They still may not look that great(mine sure don’t! My brows are very sparse, and grow unevenly). So finishing it will help finalize that perfect shape.
Your brows can be a little bit darker than your hair, but choose the color carefully. I’ve had difficulties finding a nice NATURAL auburn color for mine—not too brown, and not henna hair-dye red. Blond hairs in particular can be hard to find matches for.
I like the Maybelline Define-a-brow pencils(I believe I used Light brown) but I gave them up because I used them WAY too fast. Nowadays, I prefer MUFE Brow Correctors. Sadly the shade range may not suite blond skin tones. Even 0-the palest color, has strong red tones.
A matte brown eyeshadow like MAC Charcoal, or Browning, can also be used to fill in the brows, for a more subtle look.
I like to start at the peak of the arch, and define the outer corner. I find on my brows, this can be a bit uneven. So if I start with it, I can tweak it without destroying any other makeup, or smudging the brow color. Use a flat angled brow brush(I like a dense, thin one for the sharpest curve) , start at the arch, and pull the brush outward to your outer edge. Repeat on the other side, back up and compare the sides. If needed, use makeup remover to remove, and redo any areas that don’t match.
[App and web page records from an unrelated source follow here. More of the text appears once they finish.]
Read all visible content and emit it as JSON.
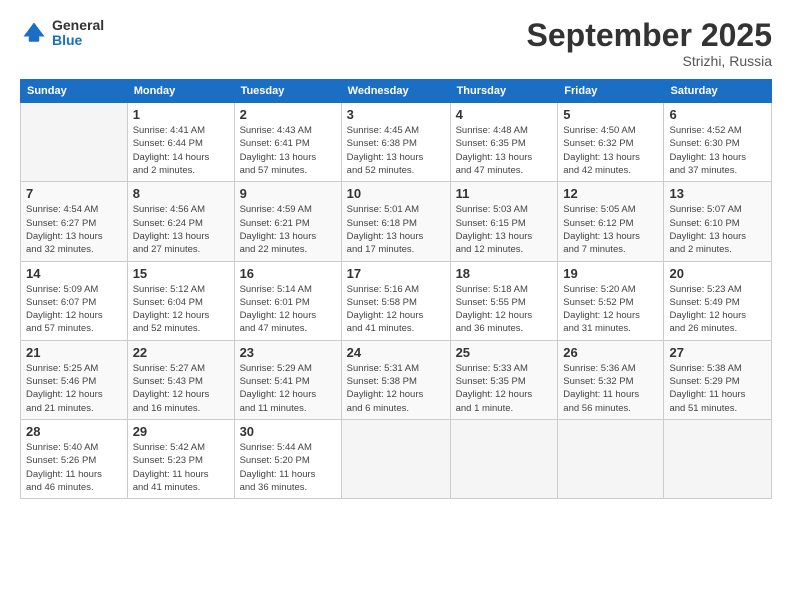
{
  "header": {
    "logo_general": "General",
    "logo_blue": "Blue",
    "month": "September 2025",
    "location": "Strizhi, Russia"
  },
  "weekdays": [
    "Sunday",
    "Monday",
    "Tuesday",
    "Wednesday",
    "Thursday",
    "Friday",
    "Saturday"
  ],
  "weeks": [
    [
      {
        "day": "",
        "info": ""
      },
      {
        "day": "1",
        "info": "Sunrise: 4:41 AM\nSunset: 6:44 PM\nDaylight: 14 hours\nand 2 minutes."
      },
      {
        "day": "2",
        "info": "Sunrise: 4:43 AM\nSunset: 6:41 PM\nDaylight: 13 hours\nand 57 minutes."
      },
      {
        "day": "3",
        "info": "Sunrise: 4:45 AM\nSunset: 6:38 PM\nDaylight: 13 hours\nand 52 minutes."
      },
      {
        "day": "4",
        "info": "Sunrise: 4:48 AM\nSunset: 6:35 PM\nDaylight: 13 hours\nand 47 minutes."
      },
      {
        "day": "5",
        "info": "Sunrise: 4:50 AM\nSunset: 6:32 PM\nDaylight: 13 hours\nand 42 minutes."
      },
      {
        "day": "6",
        "info": "Sunrise: 4:52 AM\nSunset: 6:30 PM\nDaylight: 13 hours\nand 37 minutes."
      }
    ],
    [
      {
        "day": "7",
        "info": "Sunrise: 4:54 AM\nSunset: 6:27 PM\nDaylight: 13 hours\nand 32 minutes."
      },
      {
        "day": "8",
        "info": "Sunrise: 4:56 AM\nSunset: 6:24 PM\nDaylight: 13 hours\nand 27 minutes."
      },
      {
        "day": "9",
        "info": "Sunrise: 4:59 AM\nSunset: 6:21 PM\nDaylight: 13 hours\nand 22 minutes."
      },
      {
        "day": "10",
        "info": "Sunrise: 5:01 AM\nSunset: 6:18 PM\nDaylight: 13 hours\nand 17 minutes."
      },
      {
        "day": "11",
        "info": "Sunrise: 5:03 AM\nSunset: 6:15 PM\nDaylight: 13 hours\nand 12 minutes."
      },
      {
        "day": "12",
        "info": "Sunrise: 5:05 AM\nSunset: 6:12 PM\nDaylight: 13 hours\nand 7 minutes."
      },
      {
        "day": "13",
        "info": "Sunrise: 5:07 AM\nSunset: 6:10 PM\nDaylight: 13 hours\nand 2 minutes."
      }
    ],
    [
      {
        "day": "14",
        "info": "Sunrise: 5:09 AM\nSunset: 6:07 PM\nDaylight: 12 hours\nand 57 minutes."
      },
      {
        "day": "15",
        "info": "Sunrise: 5:12 AM\nSunset: 6:04 PM\nDaylight: 12 hours\nand 52 minutes."
      },
      {
        "day": "16",
        "info": "Sunrise: 5:14 AM\nSunset: 6:01 PM\nDaylight: 12 hours\nand 47 minutes."
      },
      {
        "day": "17",
        "info": "Sunrise: 5:16 AM\nSunset: 5:58 PM\nDaylight: 12 hours\nand 41 minutes."
      },
      {
        "day": "18",
        "info": "Sunrise: 5:18 AM\nSunset: 5:55 PM\nDaylight: 12 hours\nand 36 minutes."
      },
      {
        "day": "19",
        "info": "Sunrise: 5:20 AM\nSunset: 5:52 PM\nDaylight: 12 hours\nand 31 minutes."
      },
      {
        "day": "20",
        "info": "Sunrise: 5:23 AM\nSunset: 5:49 PM\nDaylight: 12 hours\nand 26 minutes."
      }
    ],
    [
      {
        "day": "21",
        "info": "Sunrise: 5:25 AM\nSunset: 5:46 PM\nDaylight: 12 hours\nand 21 minutes."
      },
      {
        "day": "22",
        "info": "Sunrise: 5:27 AM\nSunset: 5:43 PM\nDaylight: 12 hours\nand 16 minutes."
      },
      {
        "day": "23",
        "info": "Sunrise: 5:29 AM\nSunset: 5:41 PM\nDaylight: 12 hours\nand 11 minutes."
      },
      {
        "day": "24",
        "info": "Sunrise: 5:31 AM\nSunset: 5:38 PM\nDaylight: 12 hours\nand 6 minutes."
      },
      {
        "day": "25",
        "info": "Sunrise: 5:33 AM\nSunset: 5:35 PM\nDaylight: 12 hours\nand 1 minute."
      },
      {
        "day": "26",
        "info": "Sunrise: 5:36 AM\nSunset: 5:32 PM\nDaylight: 11 hours\nand 56 minutes."
      },
      {
        "day": "27",
        "info": "Sunrise: 5:38 AM\nSunset: 5:29 PM\nDaylight: 11 hours\nand 51 minutes."
      }
    ],
    [
      {
        "day": "28",
        "info": "Sunrise: 5:40 AM\nSunset: 5:26 PM\nDaylight: 11 hours\nand 46 minutes."
      },
      {
        "day": "29",
        "info": "Sunrise: 5:42 AM\nSunset: 5:23 PM\nDaylight: 11 hours\nand 41 minutes."
      },
      {
        "day": "30",
        "info": "Sunrise: 5:44 AM\nSunset: 5:20 PM\nDaylight: 11 hours\nand 36 minutes."
      },
      {
        "day": "",
        "info": ""
      },
      {
        "day": "",
        "info": ""
      },
      {
        "day": "",
        "info": ""
      },
      {
        "day": "",
        "info": ""
      }
    ]
  ]
}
Next, start at the inner corner. I like to start at the bottom edge of the brow, pull the brush towards the arch.
Match these two sides with each other.
And then, pull the brush up, and then down, to smooth the top edge of the arch. Repeat as needed to match the brows fairly closely even with each other.
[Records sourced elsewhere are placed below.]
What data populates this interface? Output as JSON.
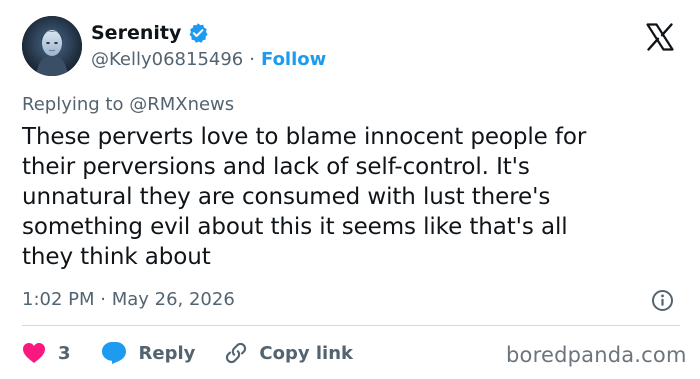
{
  "author": {
    "display_name": "Serenity",
    "handle": "@Kelly06815496",
    "separator": "·",
    "follow_label": "Follow",
    "verified_icon": "verified-badge-icon",
    "verified_color": "#1d9bf0"
  },
  "reply_context": {
    "text": "Replying to @RMXnews"
  },
  "tweet": {
    "text": "These perverts love to blame innocent people for\ntheir perversions and lack of self-control. It's\nunnatural they are consumed with lust there's\nsomething evil about this it seems like that's all\nthey think about",
    "timestamp": "1:02 PM · May 26, 2026"
  },
  "actions": {
    "like_count": "3",
    "reply_label": "Reply",
    "copy_link_label": "Copy link"
  },
  "colors": {
    "accent": "#1d9bf0",
    "like": "#f91880",
    "secondary_text": "#536471",
    "primary_text": "#0f1419"
  },
  "watermark": {
    "text": "boredpanda.com"
  }
}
Then, turn the brush flat to fill in the inner corner. I’m lucky in that the width of my brush is almost exactly the same as the width of my brow. Fill in the middle to make sure the color is even, now that your shape is totally set.
If needed, use Brow wax or brow gel to set any hairs that may fall out of alignment. Comb through it with a bare mascara wand(if needed). This will remove excess color, smooth hairs into place, and make coverage appear more natural.
Although shaping your brows thinner can open up your eyes, if there’s limited eyelid space, and can emphasize some face shapes, be careful not to go too far. Plucking it too much can make it difficult to reshape brows in the future, and can make you appear older. Thicker brows generally look more natural, and youthful. When touching your shape up, NEVER pluck more than five hairs from one side or spot, before comparing it with the other side, and backing up. Alternating sides can make sure that if you DO have uneven lighting, or slightly asymmetrical growth, you will catch any resulting errors soon, rather than discovering that while the brows look nice up close, from a distance they don’t match at all!
It’s kind of an ongoing process, but finishing your brows, even with no other makeup, will ALWAYS make you look more put together. Every so often, I get lazy and apply makeup without finishing the eyebrows, and it just looks unbalanced. With a little practice, it’ll only take about five minutes to add that polish. Well worth it.